Since a definite integral can be defined as

$\displaystyle \int_a^b f(x) \, dx = \lim\limits_{n \to \infty} \sum\limits_{i=1}^n f\left(a + (b-a)\frac{i}{n}\right) \cdot \frac{b-a}{n}$

Then:

$\displaystyle f\left(a + (b-a)\frac{i}{n}\right) \cdot \frac{b-a}{n} = \frac{n}{n^2 + i^2}$

which simplifies to:

$\displaystyle f\left(a + (b-a)\frac{i}{n}\right)= \frac{1}{b-a} \frac{n^2}{n^2 + i^2}$

I'm not sure how to solve, but, I can guess that $\displaystyle b-a=1$ which would simplify things to:

$\displaystyle f\left(a + \frac{i}{n}\right)= \frac{n^2}{n^2 + i^2}$

I can also guess that $\displaystyle a=1$ so that:

$\displaystyle f\left(\frac{n + i}{n}\right)= \frac{n^2}{n^2 + i^2}$

Now, I can't find a function $\displaystyle f$ that satisfies this. $\displaystyle f(x)=\frac{1}{x^2}$ almost works but not quite.

Re: Show that limit is a definite integral

Quote:

Originally Posted by

**VinceW** Show that the given limit is a definite integral $\displaystyle \int_a^b f(x) \, dx$ for a suitable interval $\displaystyle [a,b]$ and function $\displaystyle f$

The limit is:

$\displaystyle \lim \limits_{n \to \infty} \sum\limits_{i=1}^n \frac{n}{n^2 + i^2}$

Let $\displaystyle a=0,~b=1~\&~f(x)=\frac{1}{1+x^2}$.

Re: Show that limit is a definite integral

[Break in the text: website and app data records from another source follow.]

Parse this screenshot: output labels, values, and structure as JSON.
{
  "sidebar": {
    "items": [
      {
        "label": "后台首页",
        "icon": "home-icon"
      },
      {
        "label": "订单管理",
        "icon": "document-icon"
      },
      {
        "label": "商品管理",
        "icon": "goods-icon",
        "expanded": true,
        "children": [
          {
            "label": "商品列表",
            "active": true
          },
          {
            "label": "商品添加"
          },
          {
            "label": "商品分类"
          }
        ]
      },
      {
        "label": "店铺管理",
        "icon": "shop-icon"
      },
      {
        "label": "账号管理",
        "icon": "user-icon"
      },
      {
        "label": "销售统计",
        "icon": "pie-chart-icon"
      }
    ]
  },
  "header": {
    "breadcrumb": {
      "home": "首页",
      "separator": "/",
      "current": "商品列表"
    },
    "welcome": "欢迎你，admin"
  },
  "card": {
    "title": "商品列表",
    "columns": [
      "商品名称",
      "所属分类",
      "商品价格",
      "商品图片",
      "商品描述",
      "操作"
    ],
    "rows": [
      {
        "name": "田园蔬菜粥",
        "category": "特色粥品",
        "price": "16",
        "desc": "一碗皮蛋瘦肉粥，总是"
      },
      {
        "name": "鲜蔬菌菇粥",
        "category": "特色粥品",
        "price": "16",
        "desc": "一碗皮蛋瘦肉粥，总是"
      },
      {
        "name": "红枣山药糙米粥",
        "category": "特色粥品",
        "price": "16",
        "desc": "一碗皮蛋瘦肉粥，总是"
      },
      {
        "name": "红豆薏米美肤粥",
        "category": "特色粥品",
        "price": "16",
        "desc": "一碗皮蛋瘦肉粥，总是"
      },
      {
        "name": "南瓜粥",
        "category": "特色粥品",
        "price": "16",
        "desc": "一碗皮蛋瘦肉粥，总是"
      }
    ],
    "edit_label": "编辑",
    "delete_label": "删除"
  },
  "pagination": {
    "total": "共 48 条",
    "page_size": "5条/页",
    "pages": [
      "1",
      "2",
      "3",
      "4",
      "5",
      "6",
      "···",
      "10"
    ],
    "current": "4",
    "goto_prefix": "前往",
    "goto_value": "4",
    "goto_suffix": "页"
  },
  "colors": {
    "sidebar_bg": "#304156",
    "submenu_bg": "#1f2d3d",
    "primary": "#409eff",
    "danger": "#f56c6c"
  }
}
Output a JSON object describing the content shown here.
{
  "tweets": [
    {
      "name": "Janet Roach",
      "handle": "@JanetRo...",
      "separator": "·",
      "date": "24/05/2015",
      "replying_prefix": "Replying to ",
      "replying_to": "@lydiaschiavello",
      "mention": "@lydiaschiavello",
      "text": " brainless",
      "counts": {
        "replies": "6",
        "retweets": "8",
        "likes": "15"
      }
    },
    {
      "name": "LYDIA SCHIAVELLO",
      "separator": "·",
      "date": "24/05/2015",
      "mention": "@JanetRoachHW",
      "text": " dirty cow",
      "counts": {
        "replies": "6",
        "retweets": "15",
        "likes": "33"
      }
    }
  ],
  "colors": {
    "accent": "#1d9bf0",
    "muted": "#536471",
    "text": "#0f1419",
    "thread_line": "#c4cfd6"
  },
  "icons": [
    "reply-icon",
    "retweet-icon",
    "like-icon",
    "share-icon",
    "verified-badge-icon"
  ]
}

that works. I take it that was just intuition? Not sure how I would have figured that out by myself. thanks!